Brain Disorder

Brain Disorders
PS104 Introduction to Phycology

Brain Disorder
There are approximately 26 million people worldwide with schizophrenia and approximately 2 million adults with schizophrenia in the United States. Schizophrenia is a major mental illness affecting the normal functioning of the brain. It is characterized by psychotic symptoms and a diminished range of expressions of emotion. Schizophrenia is a mental disorder characterized by a breakdown of thought processes and by a defect of typical emotional responses. Some symptoms include hearing hallucinations, paranoid delusions, or disorganized speech and thinking, isolation, and problems paying attention. The onset of symptoms typically occurs in young adulthood. Diagnosis is based on observed behavior, the patient's reported experiences and sometimes the family observation of the patient.
Electroencephalogram (EEG) have been significant in studies of schizophrenia. The EEG reflects a combination of excitatory and inhibitory postsynaptic electrical potentials recorded between pairs of electrodes on the scalp. The EEG is a technique that records the electrical activity, or brain waves produced by the brain’s neurons through the use of electrodes that are placed around the participant’s head (Stangor, 2010). In an EEG test, flat metal disc are placed onto your scalp using a sticky substance. These electrodes pick up the electrical signals from your brain and send them to an EEG machine, which will record the signals as wavy lines onto paper or on a computer. The EEG machine records your brain's electrical activity as a series of traces. Each trace corresponds to a different region of the brain. An EEG is a painless procedure that takes 30 to 45 minutes with rarely causes of any side effects.

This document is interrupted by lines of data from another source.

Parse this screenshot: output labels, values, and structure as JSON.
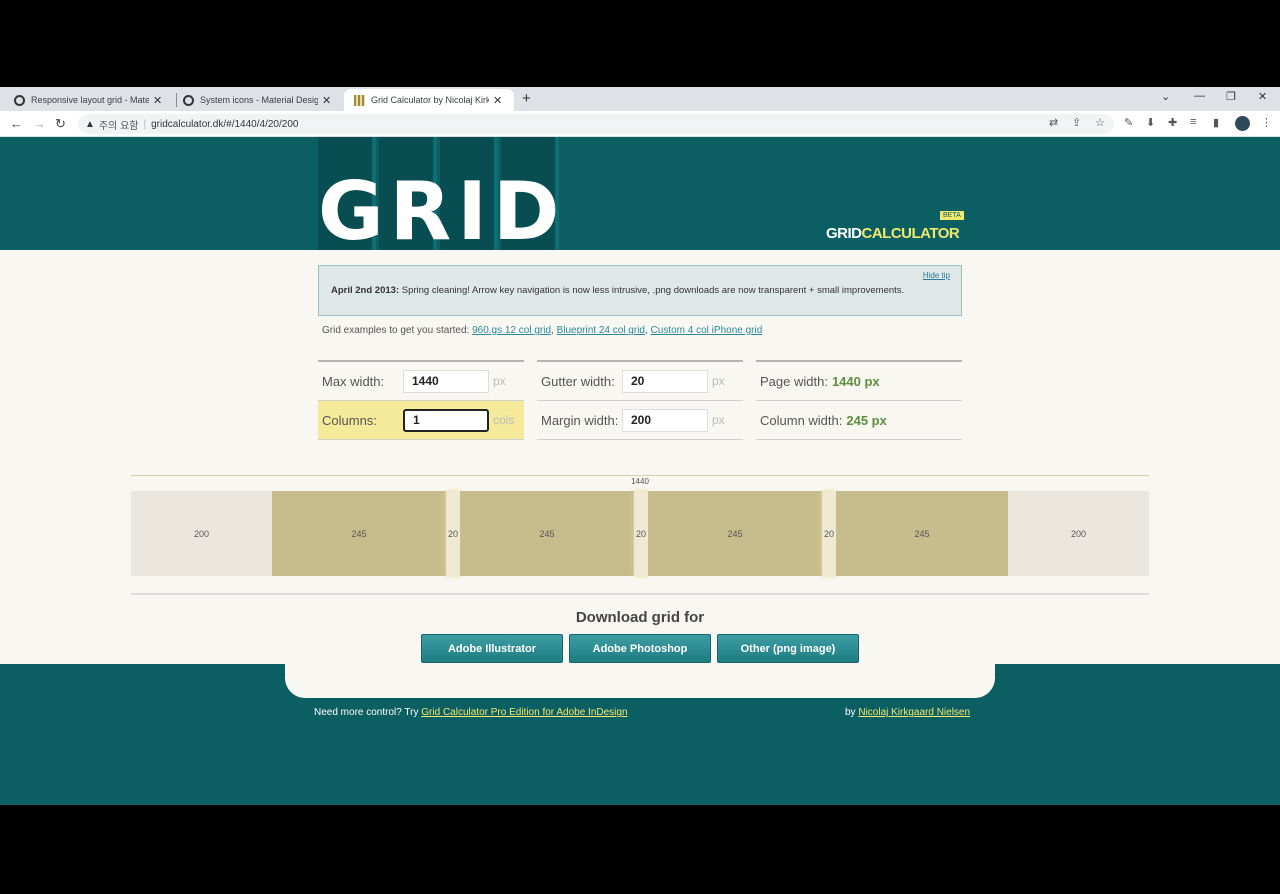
{
  "browser": {
    "tabs": [
      {
        "title": "Responsive layout grid - Material D",
        "active": false
      },
      {
        "title": "System icons - Material Design",
        "active": false
      },
      {
        "title": "Grid Calculator by Nicolaj Kirkgaard",
        "active": true
      }
    ],
    "new_tab": "+",
    "address": {
      "warning": "▲",
      "security_text": "주의 요함",
      "url": "gridcalculator.dk/#/1440/4/20/200"
    }
  },
  "header": {
    "logo_text": "GRID",
    "brand_left": "GRID",
    "brand_right": "CALCULATOR",
    "beta": "BETA"
  },
  "tip": {
    "hide_label": "Hide tip",
    "date": "April 2nd 2013:",
    "message": "Spring cleaning! Arrow key navigation is now less intrusive, .png downloads are now transparent + small improvements."
  },
  "examples": {
    "intro": "Grid examples to get you started:",
    "links": [
      "960.gs 12 col grid",
      "Blueprint 24 col grid",
      "Custom 4 col iPhone grid"
    ]
  },
  "form": {
    "max_width_label": "Max width:",
    "max_width_value": "1440",
    "max_width_unit": "px",
    "columns_label": "Columns:",
    "columns_value": "1",
    "columns_unit": "cols",
    "gutter_label": "Gutter width:",
    "gutter_value": "20",
    "gutter_unit": "px",
    "margin_label": "Margin width:",
    "margin_value": "200",
    "margin_unit": "px",
    "page_width_label": "Page width:",
    "page_width_value": "1440 px",
    "column_width_label": "Column width:",
    "column_width_value": "245 px"
  },
  "grid_preview": {
    "total_label": "1440",
    "segments": [
      "200",
      "245",
      "20",
      "245",
      "20",
      "245",
      "20",
      "245",
      "200"
    ]
  },
  "download": {
    "title": "Download grid for",
    "buttons": [
      "Adobe Illustrator",
      "Adobe Photoshop",
      "Other (png image)"
    ]
  },
  "footer": {
    "left_text": "Need more control? Try",
    "left_link": "Grid Calculator Pro Edition for Adobe InDesign",
    "right_text": "by",
    "right_link": "Nicolaj Kirkgaard Nielsen"
  },
  "colors": {
    "brand_teal": "#0b5f63",
    "accent_yellow": "#f2e86d",
    "value_green": "#5e8e3c",
    "column_khaki": "#c7bc8c"
  }
}
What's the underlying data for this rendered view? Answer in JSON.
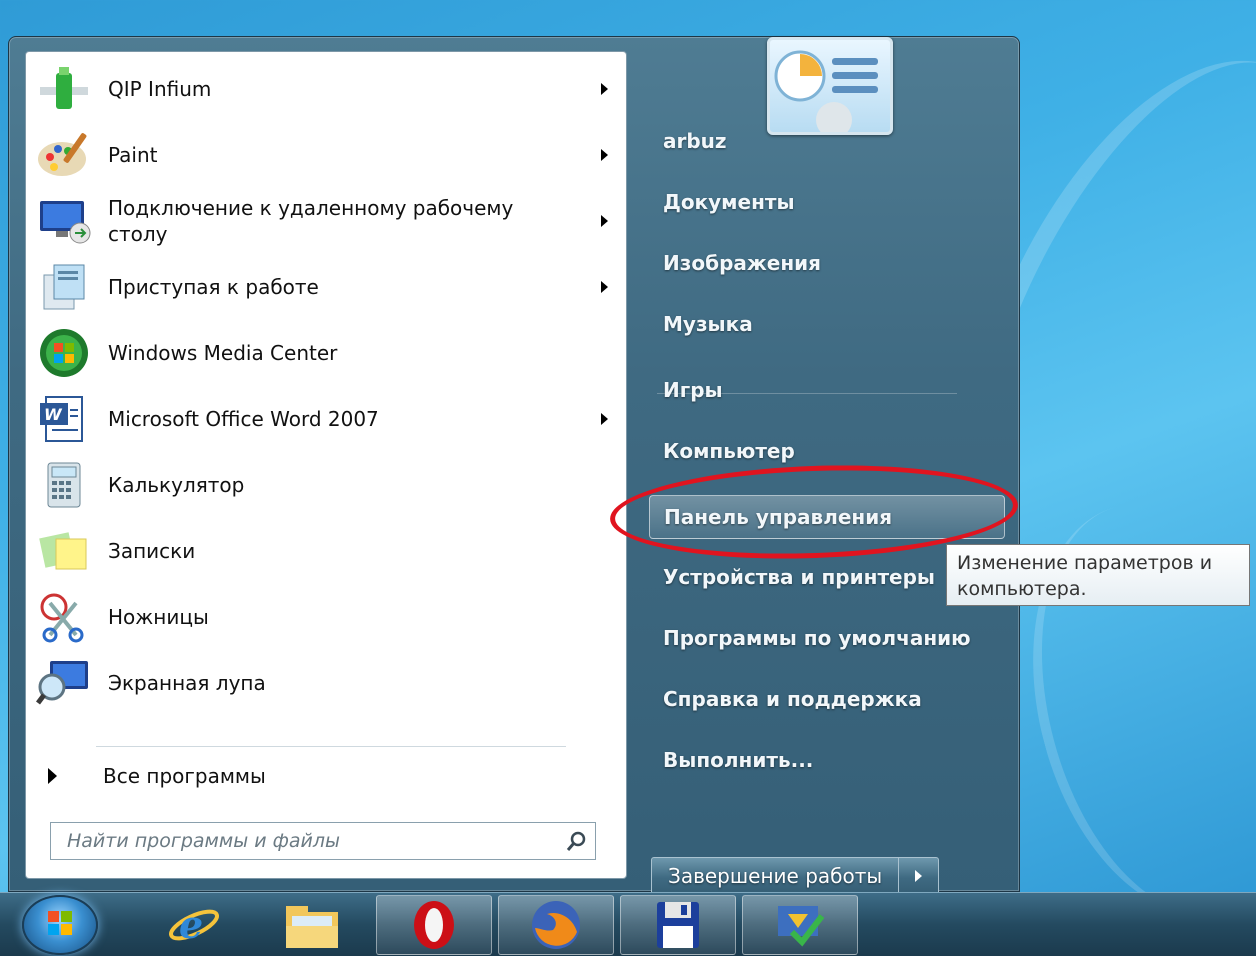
{
  "programs": [
    {
      "label": "QIP Infium",
      "has_arrow": true,
      "icon": "qip-icon"
    },
    {
      "label": "Paint",
      "has_arrow": true,
      "icon": "paint-palette-icon"
    },
    {
      "label": "Подключение к удаленному рабочему столу",
      "has_arrow": true,
      "icon": "remote-desktop-icon"
    },
    {
      "label": "Приступая к работе",
      "has_arrow": true,
      "icon": "getting-started-icon"
    },
    {
      "label": "Windows Media Center",
      "has_arrow": false,
      "icon": "media-center-icon"
    },
    {
      "label": "Microsoft Office Word 2007",
      "has_arrow": true,
      "icon": "word-icon"
    },
    {
      "label": "Калькулятор",
      "has_arrow": false,
      "icon": "calculator-icon"
    },
    {
      "label": "Записки",
      "has_arrow": false,
      "icon": "sticky-notes-icon"
    },
    {
      "label": "Ножницы",
      "has_arrow": false,
      "icon": "scissors-icon"
    },
    {
      "label": "Экранная лупа",
      "has_arrow": false,
      "icon": "magnifier-icon"
    }
  ],
  "all_programs": "Все программы",
  "search": {
    "placeholder": "Найти программы и файлы"
  },
  "right_pane": {
    "items": [
      "arbuz",
      "Документы",
      "Изображения",
      "Музыка",
      "Игры",
      "Компьютер",
      "Панель управления",
      "Устройства и принтеры",
      "Программы по умолчанию",
      "Справка и поддержка",
      "Выполнить..."
    ],
    "highlighted": "Панель управления"
  },
  "shutdown_label": "Завершение работы",
  "tooltip": "Изменение параметров и компьютера.",
  "taskbar": {
    "items": [
      "start-orb",
      "internet-explorer-icon",
      "file-explorer-icon",
      "opera-icon",
      "firefox-icon",
      "floppy-save-icon",
      "checkmark-app-icon"
    ]
  },
  "colors": {
    "annotation": "#e0141f",
    "menu_dark": "#3f6a82"
  }
}
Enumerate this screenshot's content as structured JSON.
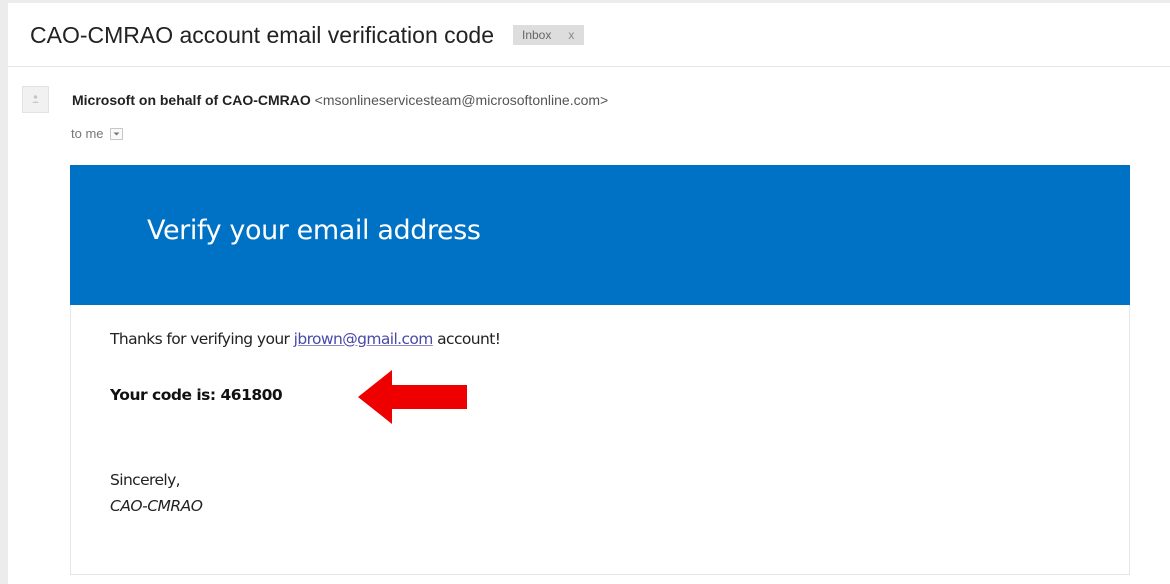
{
  "email": {
    "subject": "CAO-CMRAO account email verification code",
    "label": {
      "text": "Inbox",
      "remove_glyph": "x"
    },
    "sender": {
      "name": "Microsoft on behalf of CAO-CMRAO",
      "address": "<msonlineservicesteam@microsoftonline.com>",
      "avatar_icon": "person-icon"
    },
    "recipient_line": "to me",
    "details_icon": "chevron-down-icon"
  },
  "message": {
    "banner_title": "Verify your email address",
    "thanks_prefix": "Thanks for verifying your ",
    "email_link": "jbrown@gmail.com",
    "thanks_suffix": " account!",
    "code_label": "Your code is: ",
    "code_value": "461800",
    "signoff": "Sincerely,",
    "signature": "CAO-CMRAO"
  },
  "annotation": {
    "arrow_icon": "left-arrow-icon",
    "arrow_color": "#ee0000"
  },
  "colors": {
    "banner_blue": "#0072c6",
    "link_color": "#4a4aa8",
    "page_background": "#ececec"
  }
}
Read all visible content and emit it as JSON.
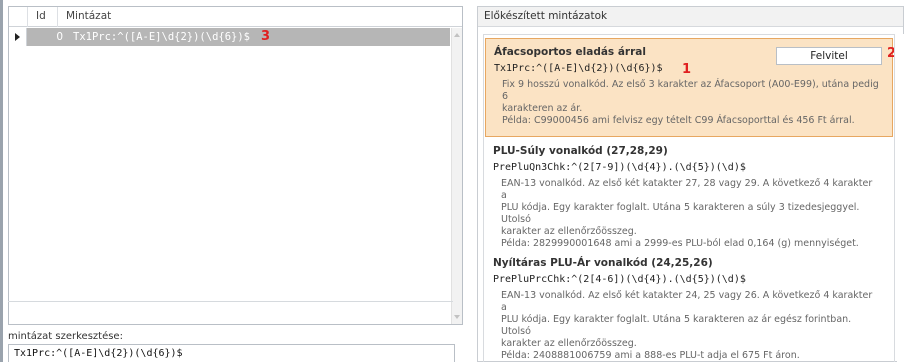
{
  "grid": {
    "columns": {
      "id": "Id",
      "pattern": "Mintázat"
    },
    "rows": [
      {
        "id": "0",
        "pattern": "Tx1Prc:^([A-E]\\d{2})(\\d{6})$"
      }
    ]
  },
  "editor": {
    "label": "mintázat szerkesztése:",
    "value": "Tx1Prc:^([A-E]\\d{2})(\\d{6})$"
  },
  "prepared": {
    "title": "Előkészített mintázatok",
    "add_button": "Felvitel",
    "items": [
      {
        "title": "Áfacsoportos eladás árral",
        "pattern": "Tx1Prc:^([A-E]\\d{2})(\\d{6})$",
        "desc": [
          "Fix 9 hosszú vonalkód. Az első 3 karakter az Áfacsoport (A00-E99), utána pedig 6",
          "karakteren az ár.",
          "Példa: C99000456 ami felvisz egy tételt C99 Áfacsoporttal és 456 Ft árral."
        ]
      },
      {
        "title": "PLU-Súly vonalkód (27,28,29)",
        "pattern": "PrePluQn3Chk:^(2[7-9])(\\d{4}).(\\d{5})(\\d)$",
        "desc": [
          "EAN-13 vonalkód. Az első két katakter 27, 28 vagy 29. A következő 4 karakter a",
          "PLU kódja. Egy karakter foglalt. Utána 5 karakteren a súly 3 tizedesjeggyel. Utolsó",
          "karakter az ellenőrzőösszeg.",
          "Példa: 2829990001648 ami a 2999-es PLU-ból elad 0,164 (g) mennyiséget."
        ]
      },
      {
        "title": "Nyíltáras PLU-Ár vonalkód (24,25,26)",
        "pattern": "PrePluPrcChk:^(2[4-6])(\\d{4}).(\\d{5})(\\d)$",
        "desc": [
          "EAN-13 vonalkód. Az első két katakter 24, 25 vagy 26. A következő 4 karakter a",
          "PLU kódja. Egy karakter foglalt. Utána 5 karakteren az ár egész forintban. Utolsó",
          "karakter az ellenőrzőösszeg.",
          "Példa: 2408881006759 ami a 888-es PLU-t adja el 675 Ft áron."
        ]
      }
    ]
  },
  "annotations": {
    "m1": "1",
    "m2": "2",
    "m3": "3"
  },
  "colors": {
    "selected_row": "#b6b6b6",
    "selected_card_bg": "#fbe3c4",
    "selected_card_border": "#e7a761",
    "marker": "#e02020"
  }
}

There are many different neurotransmitters in the brain. Two that have been found to be involved in schizophrenia symptoms are dopamine and glutamate. Dopamine is primary involved   in movement, motivation, and...